Modi WS, Yoshimura T. Isolation of novel GRO genes and a phylogenetic analysis of the CXC chemokine subfamily in mammals. Mol Biol Evol. 1999;16:180–93.CrossRefPubMedGoogle Scholar
Thorburn E, Kolesar L, Brabcova E, et al. CXC and CC chemokines induced in human renal epithelial cells by inflammatory cytokines. APMIS. 2009;117:477–87.CrossRefPubMedGoogle Scholar
Ragozzino D, Giovannelli A, Mileo AM, et al. Modulation of the neurotransmitter release in rat cerebellar neurons by GRO beta. Neuroreport. 1998;9:3601–6.CrossRefPubMedGoogle Scholar
Limatola C, Mileo AM, Giovannelli A, et al. The growth-related gene product beta induces sphingomyelin hydrolysis and activation of c-Jun N-terminal kinase in rat cerebellar granule neurones. J Biol Chem. 1999;274:36537–43.CrossRefPubMedGoogle Scholar
Daller B, Müsch W, Röhrl J, et al. Lymphotoxin-β receptor activation by lymphotoxin-α(1)β(2) and LIGHT promotes tumor growth in an NFκB-dependent manner. Int J Cancer. 2011;128:1363–70.CrossRefPubMedGoogle Scholar
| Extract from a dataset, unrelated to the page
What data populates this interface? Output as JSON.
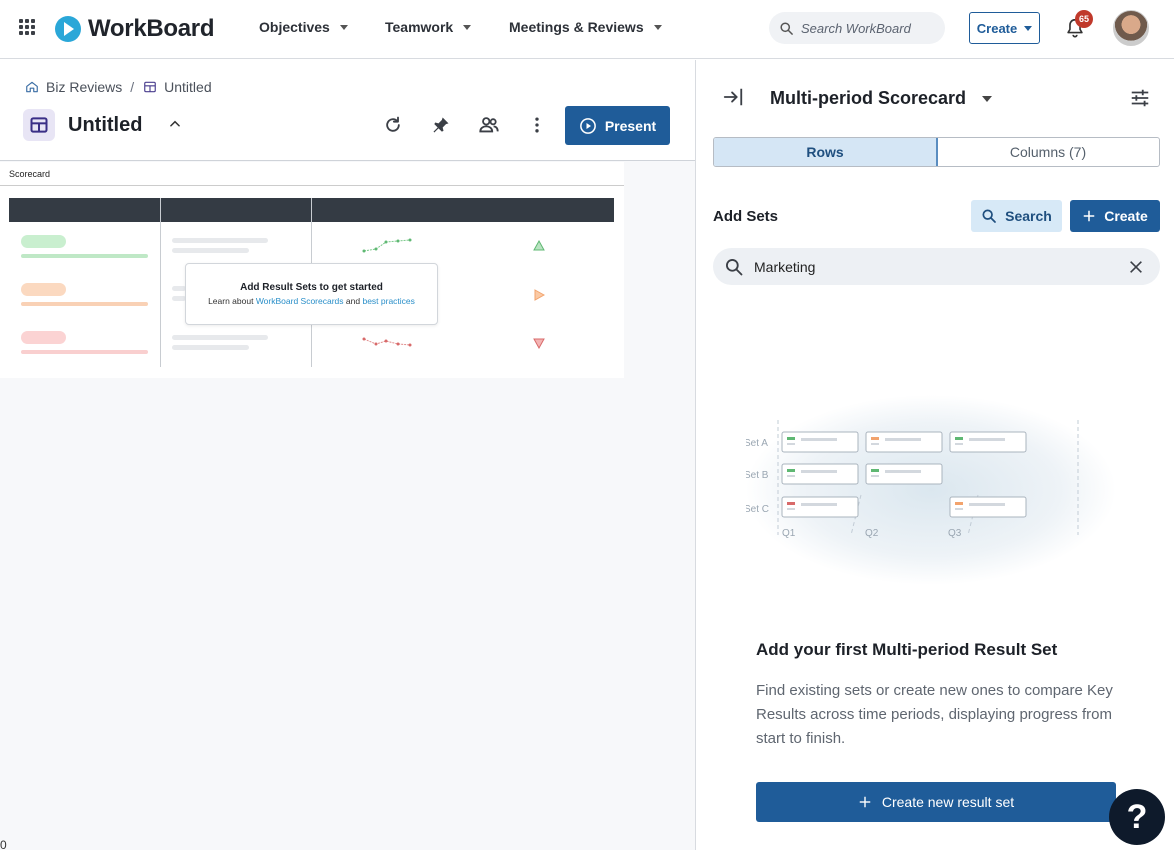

Doll D, Keller L, Maak M, et al. Differential expression of the chemokines GRO-2, GRO-3, and interleukin-8 in colon cancer and their impact on metastatic disease and survival. Int J Colorectal Dis. 2010;25:573–81.CrossRefPubMedGoogle Scholar
Owen JD, Strieter R, Burdick M, et al. Enhanced tumor-forming capacity for immortalized melanocytes expressing melanoma growth stimulatory activity/growth-regulated cytokine beta and gamma proteins. Int J Cancer. 1997;73:94–103.CrossRefPubMedGoogle Scholar
Bruyère C, Lonez C, Duray A, et al. Considering temozolomide as a novel potential treatment for esophageal cancer. Cancer. 2010; Epub ahead of printGoogle Scholar
Mukhopadhyay P, Rajesh M, Pan H, et al. Cannabinoid-2 receptor limits inflammation, oxidative/nitrosative stress, and cell death in nephropathy. Free Radic Biol Med. 2010;48:457–67.CrossRefPubMedGoogle Scholar
Wang B, Khachigian LM, Esau L, et al. A key role for early growth response-1 and nuclear factor-kappaB in mediating and maintaining GRO/CXCR2 proliferative signaling in esophageal cancer. Mol Cancer Res. 2009;7:755–64.CrossRefPubMedGoogle Scholar
Redmond KL, Crawford NT, Farmer H, et al. T-box 2 represses NDRG1 through an EGR1-dependent mechanism to drive the proliferation of breast cancer cells. Oncogene. 2010;29:3252–62.CrossRefPubMedGoogle Scholar
Dong Q, Zhang J, Hendricks DT, Zhao X. GROβ and its downstream effector EGR1 regulate cisplatin-induced apoptosis in WHCO1 cells. Oncol Rep. 2011;25:1031–7.PubMedGoogle Scholar